■ What the task requires:
Exactly and in full, give the records again.
-- Dataset records follows --
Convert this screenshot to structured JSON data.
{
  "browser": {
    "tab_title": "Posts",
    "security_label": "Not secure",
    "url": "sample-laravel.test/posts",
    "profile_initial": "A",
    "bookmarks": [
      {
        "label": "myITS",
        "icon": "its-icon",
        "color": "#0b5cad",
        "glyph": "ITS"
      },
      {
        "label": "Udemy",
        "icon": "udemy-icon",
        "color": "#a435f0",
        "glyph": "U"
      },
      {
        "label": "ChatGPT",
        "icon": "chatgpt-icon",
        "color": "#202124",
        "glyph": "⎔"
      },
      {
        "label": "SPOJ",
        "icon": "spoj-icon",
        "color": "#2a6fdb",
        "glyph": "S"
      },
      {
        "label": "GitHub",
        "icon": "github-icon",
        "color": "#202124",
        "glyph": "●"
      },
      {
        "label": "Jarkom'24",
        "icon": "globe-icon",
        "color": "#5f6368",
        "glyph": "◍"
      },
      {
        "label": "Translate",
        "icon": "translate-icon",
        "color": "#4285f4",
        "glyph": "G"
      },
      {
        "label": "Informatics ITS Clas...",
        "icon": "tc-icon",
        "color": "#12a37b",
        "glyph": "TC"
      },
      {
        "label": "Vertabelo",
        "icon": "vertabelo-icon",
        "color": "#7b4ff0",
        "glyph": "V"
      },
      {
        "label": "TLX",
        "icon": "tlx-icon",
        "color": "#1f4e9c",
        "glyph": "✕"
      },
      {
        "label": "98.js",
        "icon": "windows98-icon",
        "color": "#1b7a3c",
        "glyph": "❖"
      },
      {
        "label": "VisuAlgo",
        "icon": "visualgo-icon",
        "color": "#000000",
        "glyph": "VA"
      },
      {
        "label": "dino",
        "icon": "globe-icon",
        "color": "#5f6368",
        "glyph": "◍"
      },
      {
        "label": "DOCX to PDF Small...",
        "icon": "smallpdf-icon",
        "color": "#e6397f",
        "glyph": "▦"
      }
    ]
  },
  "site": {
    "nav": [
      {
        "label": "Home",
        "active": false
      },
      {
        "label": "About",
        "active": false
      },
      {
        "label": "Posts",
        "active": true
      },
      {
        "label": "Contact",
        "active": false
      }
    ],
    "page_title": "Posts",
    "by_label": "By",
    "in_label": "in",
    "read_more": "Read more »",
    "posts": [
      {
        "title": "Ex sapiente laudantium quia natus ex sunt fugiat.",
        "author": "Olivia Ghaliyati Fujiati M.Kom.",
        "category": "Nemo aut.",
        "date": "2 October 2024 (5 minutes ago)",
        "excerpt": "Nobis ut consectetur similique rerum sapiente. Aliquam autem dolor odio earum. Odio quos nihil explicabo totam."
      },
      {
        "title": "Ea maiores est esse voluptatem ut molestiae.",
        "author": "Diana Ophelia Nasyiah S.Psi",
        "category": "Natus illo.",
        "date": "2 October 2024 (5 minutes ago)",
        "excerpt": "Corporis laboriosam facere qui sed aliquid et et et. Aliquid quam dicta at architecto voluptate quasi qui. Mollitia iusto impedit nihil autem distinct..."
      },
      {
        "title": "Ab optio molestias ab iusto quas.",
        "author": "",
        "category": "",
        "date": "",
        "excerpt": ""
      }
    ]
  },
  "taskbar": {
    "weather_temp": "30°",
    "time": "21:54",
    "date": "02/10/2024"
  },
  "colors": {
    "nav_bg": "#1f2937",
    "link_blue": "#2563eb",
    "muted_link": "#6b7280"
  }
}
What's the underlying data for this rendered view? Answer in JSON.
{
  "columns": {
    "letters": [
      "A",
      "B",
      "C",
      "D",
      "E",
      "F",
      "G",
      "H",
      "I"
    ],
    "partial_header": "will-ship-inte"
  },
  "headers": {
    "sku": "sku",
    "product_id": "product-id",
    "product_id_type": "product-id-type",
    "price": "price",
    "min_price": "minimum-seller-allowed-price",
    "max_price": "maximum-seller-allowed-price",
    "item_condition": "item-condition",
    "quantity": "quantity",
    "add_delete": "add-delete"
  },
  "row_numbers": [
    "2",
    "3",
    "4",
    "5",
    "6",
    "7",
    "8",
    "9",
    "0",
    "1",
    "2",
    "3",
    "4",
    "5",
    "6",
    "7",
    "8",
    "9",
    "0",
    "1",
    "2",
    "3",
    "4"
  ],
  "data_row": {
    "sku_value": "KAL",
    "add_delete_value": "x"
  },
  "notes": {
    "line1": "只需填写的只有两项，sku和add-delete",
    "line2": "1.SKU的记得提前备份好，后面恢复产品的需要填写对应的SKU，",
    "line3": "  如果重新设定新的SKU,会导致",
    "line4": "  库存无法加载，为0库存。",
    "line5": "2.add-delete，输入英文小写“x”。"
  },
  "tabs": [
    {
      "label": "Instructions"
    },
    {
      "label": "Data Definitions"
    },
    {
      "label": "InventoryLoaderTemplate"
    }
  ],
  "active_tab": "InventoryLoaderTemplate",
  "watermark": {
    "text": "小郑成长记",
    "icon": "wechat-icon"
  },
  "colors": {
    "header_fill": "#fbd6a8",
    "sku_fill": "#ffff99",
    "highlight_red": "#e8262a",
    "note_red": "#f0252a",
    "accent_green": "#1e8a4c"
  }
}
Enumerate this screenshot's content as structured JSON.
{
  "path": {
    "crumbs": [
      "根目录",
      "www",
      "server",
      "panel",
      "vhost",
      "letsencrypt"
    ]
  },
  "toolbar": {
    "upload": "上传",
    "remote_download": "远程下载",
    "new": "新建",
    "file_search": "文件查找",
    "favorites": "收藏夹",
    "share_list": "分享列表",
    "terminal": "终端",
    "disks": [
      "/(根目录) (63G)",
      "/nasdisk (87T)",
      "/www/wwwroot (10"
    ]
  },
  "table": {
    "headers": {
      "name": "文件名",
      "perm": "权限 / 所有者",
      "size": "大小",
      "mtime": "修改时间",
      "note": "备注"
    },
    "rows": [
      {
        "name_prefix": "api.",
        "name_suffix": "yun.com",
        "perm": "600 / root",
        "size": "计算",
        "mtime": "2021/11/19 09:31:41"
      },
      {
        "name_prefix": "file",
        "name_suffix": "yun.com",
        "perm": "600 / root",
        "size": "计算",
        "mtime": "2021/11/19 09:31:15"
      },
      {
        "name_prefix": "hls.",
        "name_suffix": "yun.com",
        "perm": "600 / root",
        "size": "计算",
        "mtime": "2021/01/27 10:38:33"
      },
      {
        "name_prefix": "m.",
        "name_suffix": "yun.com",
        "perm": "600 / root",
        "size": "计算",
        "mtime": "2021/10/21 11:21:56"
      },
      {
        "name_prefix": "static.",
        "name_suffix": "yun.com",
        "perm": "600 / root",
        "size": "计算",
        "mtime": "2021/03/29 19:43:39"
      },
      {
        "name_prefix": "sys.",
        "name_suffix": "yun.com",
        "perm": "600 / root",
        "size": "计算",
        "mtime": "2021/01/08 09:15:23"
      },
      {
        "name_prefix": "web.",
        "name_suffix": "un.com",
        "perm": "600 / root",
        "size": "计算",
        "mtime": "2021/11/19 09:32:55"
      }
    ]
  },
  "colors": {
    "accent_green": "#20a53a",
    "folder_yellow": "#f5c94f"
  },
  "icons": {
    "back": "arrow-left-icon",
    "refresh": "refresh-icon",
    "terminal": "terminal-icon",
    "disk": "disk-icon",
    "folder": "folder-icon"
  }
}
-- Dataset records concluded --
■ Solution to this problem:
Convert this screenshot to structured JSON data.
{
  "browser": {
    "tab_title": "Posts",
    "security_label": "Not secure",
    "url": "sample-laravel.test/posts",
    "profile_initial": "A",
    "bookmarks": [
      {
        "label": "myITS",
        "icon": "its-icon",
        "color": "#0b5cad",
        "glyph": "ITS"
      },
      {
        "label": "Udemy",
        "icon": "udemy-icon",
        "color": "#a435f0",
        "glyph": "U"
      },
      {
        "label": "ChatGPT",
        "icon": "chatgpt-icon",
        "color": "#202124",
        "glyph": "⎔"
      },
      {
        "label": "SPOJ",
        "icon": "spoj-icon",
        "color": "#2a6fdb",
        "glyph": "S"
      },
      {
        "label": "GitHub",
        "icon": "github-icon",
        "color": "#202124",
        "glyph": "●"
      },
      {
        "label": "Jarkom'24",
        "icon": "globe-icon",
        "color": "#5f6368",
        "glyph": "◍"
      },
      {
        "label": "Translate",
        "icon": "translate-icon",
        "color": "#4285f4",
        "glyph": "G"
      },
      {
        "label": "Informatics ITS Clas...",
        "icon": "tc-icon",
        "color": "#12a37b",
        "glyph": "TC"
      },
      {
        "label": "Vertabelo",
        "icon": "vertabelo-icon",
        "color": "#7b4ff0",
        "glyph": "V"
      },
      {
        "label": "TLX",
        "icon": "tlx-icon",
        "color": "#1f4e9c",
        "glyph": "✕"
      },
      {
        "label": "98.js",
        "icon": "windows98-icon",
        "color": "#1b7a3c",
        "glyph": "❖"
      },
      {
        "label": "VisuAlgo",
        "icon": "visualgo-icon",
        "color": "#000000",
        "glyph": "VA"
      },
      {
        "label": "dino",
        "icon": "globe-icon",
        "color": "#5f6368",
        "glyph": "◍"
      },
      {
        "label": "DOCX to PDF Small...",
        "icon": "smallpdf-icon",
        "color": "#e6397f",
        "glyph": "▦"
      }
    ]
  },
  "site": {
    "nav": [
      {
        "label": "Home",
        "active": false
      },
      {
        "label": "About",
        "active": false
      },
      {
        "label": "Posts",
        "active": true
      },
      {
        "label": "Contact",
        "active": false
      }
    ],
    "page_title": "Posts",
    "by_label": "By",
    "in_label": "in",
    "read_more": "Read more »",
    "posts": [
      {
        "title": "Ex sapiente laudantium quia natus ex sunt fugiat.",
        "author": "Olivia Ghaliyati Fujiati M.Kom.",
        "category": "Nemo aut.",
        "date": "2 October 2024 (5 minutes ago)",
        "excerpt": "Nobis ut consectetur similique rerum sapiente. Aliquam autem dolor odio earum. Odio quos nihil explicabo totam."
      },
      {
        "title": "Ea maiores est esse voluptatem ut molestiae.",
        "author": "Diana Ophelia Nasyiah S.Psi",
        "category": "Natus illo.",
        "date": "2 October 2024 (5 minutes ago)",
        "excerpt": "Corporis laboriosam facere qui sed aliquid et et et. Aliquid quam dicta at architecto voluptate quasi qui. Mollitia iusto impedit nihil autem distinct..."
      },
      {
        "title": "Ab optio molestias ab iusto quas.",
        "author": "",
        "category": "",
        "date": "",
        "excerpt": ""
      }
    ]
  },
  "taskbar": {
    "weather_temp": "30°",
    "time": "21:54",
    "date": "02/10/2024"
  },
  "colors": {
    "nav_bg": "#1f2937",
    "link_blue": "#2563eb",
    "muted_link": "#6b7280"
  }
}
What's the underlying data for this rendered view? Answer in JSON.
{
  "columns": {
    "letters": [
      "A",
      "B",
      "C",
      "D",
      "E",
      "F",
      "G",
      "H",
      "I"
    ],
    "partial_header": "will-ship-inte"
  },
  "headers": {
    "sku": "sku",
    "product_id": "product-id",
    "product_id_type": "product-id-type",
    "price": "price",
    "min_price": "minimum-seller-allowed-price",
    "max_price": "maximum-seller-allowed-price",
    "item_condition": "item-condition",
    "quantity": "quantity",
    "add_delete": "add-delete"
  },
  "row_numbers": [
    "2",
    "3",
    "4",
    "5",
    "6",
    "7",
    "8",
    "9",
    "0",
    "1",
    "2",
    "3",
    "4",
    "5",
    "6",
    "7",
    "8",
    "9",
    "0",
    "1",
    "2",
    "3",
    "4"
  ],
  "data_row": {
    "sku_value": "KAL",
    "add_delete_value": "x"
  },
  "notes": {
    "line1": "只需填写的只有两项，sku和add-delete",
    "line2": "1.SKU的记得提前备份好，后面恢复产品的需要填写对应的SKU，",
    "line3": "  如果重新设定新的SKU,会导致",
    "line4": "  库存无法加载，为0库存。",
    "line5": "2.add-delete，输入英文小写“x”。"
  },
  "tabs": [
    {
      "label": "Instructions"
    },
    {
      "label": "Data Definitions"
    },
    {
      "label": "InventoryLoaderTemplate"
    }
  ],
  "active_tab": "InventoryLoaderTemplate",
  "watermark": {
    "text": "小郑成长记",
    "icon": "wechat-icon"
  },
  "colors": {
    "header_fill": "#fbd6a8",
    "sku_fill": "#ffff99",
    "highlight_red": "#e8262a",
    "note_red": "#f0252a",
    "accent_green": "#1e8a4c"
  }
}
Enumerate this screenshot's content as structured JSON.
{
  "path": {
    "crumbs": [
      "根目录",
      "www",
      "server",
      "panel",
      "vhost",
      "letsencrypt"
    ]
  },
  "toolbar": {
    "upload": "上传",
    "remote_download": "远程下载",
    "new": "新建",
    "file_search": "文件查找",
    "favorites": "收藏夹",
    "share_list": "分享列表",
    "terminal": "终端",
    "disks": [
      "/(根目录) (63G)",
      "/nasdisk (87T)",
      "/www/wwwroot (10"
    ]
  },
  "table": {
    "headers": {
      "name": "文件名",
      "perm": "权限 / 所有者",
      "size": "大小",
      "mtime": "修改时间",
      "note": "备注"
    },
    "rows": [
      {
        "name_prefix": "api.",
        "name_suffix": "yun.com",
        "perm": "600 / root",
        "size": "计算",
        "mtime": "2021/11/19 09:31:41"
      },
      {
        "name_prefix": "file",
        "name_suffix": "yun.com",
        "perm": "600 / root",
        "size": "计算",
        "mtime": "2021/11/19 09:31:15"
      },
      {
        "name_prefix": "hls.",
        "name_suffix": "yun.com",
        "perm": "600 / root",
        "size": "计算",
        "mtime": "2021/01/27 10:38:33"
      },
      {
        "name_prefix": "m.",
        "name_suffix": "yun.com",
        "perm": "600 / root",
        "size": "计算",
        "mtime": "2021/10/21 11:21:56"
      },
      {
        "name_prefix": "static.",
        "name_suffix": "yun.com",
        "perm": "600 / root",
        "size": "计算",
        "mtime": "2021/03/29 19:43:39"
      },
      {
        "name_prefix": "sys.",
        "name_suffix": "yun.com",
        "perm": "600 / root",
        "size": "计算",
        "mtime": "2021/01/08 09:15:23"
      },
      {
        "name_prefix": "web.",
        "name_suffix": "un.com",
        "perm": "600 / root",
        "size": "计算",
        "mtime": "2021/11/19 09:32:55"
      }
    ]
  },
  "colors": {
    "accent_green": "#20a53a",
    "folder_yellow": "#f5c94f"
  },
  "icons": {
    "back": "arrow-left-icon",
    "refresh": "refresh-icon",
    "terminal": "terminal-icon",
    "disk": "disk-icon",
    "folder": "folder-icon"
  }
}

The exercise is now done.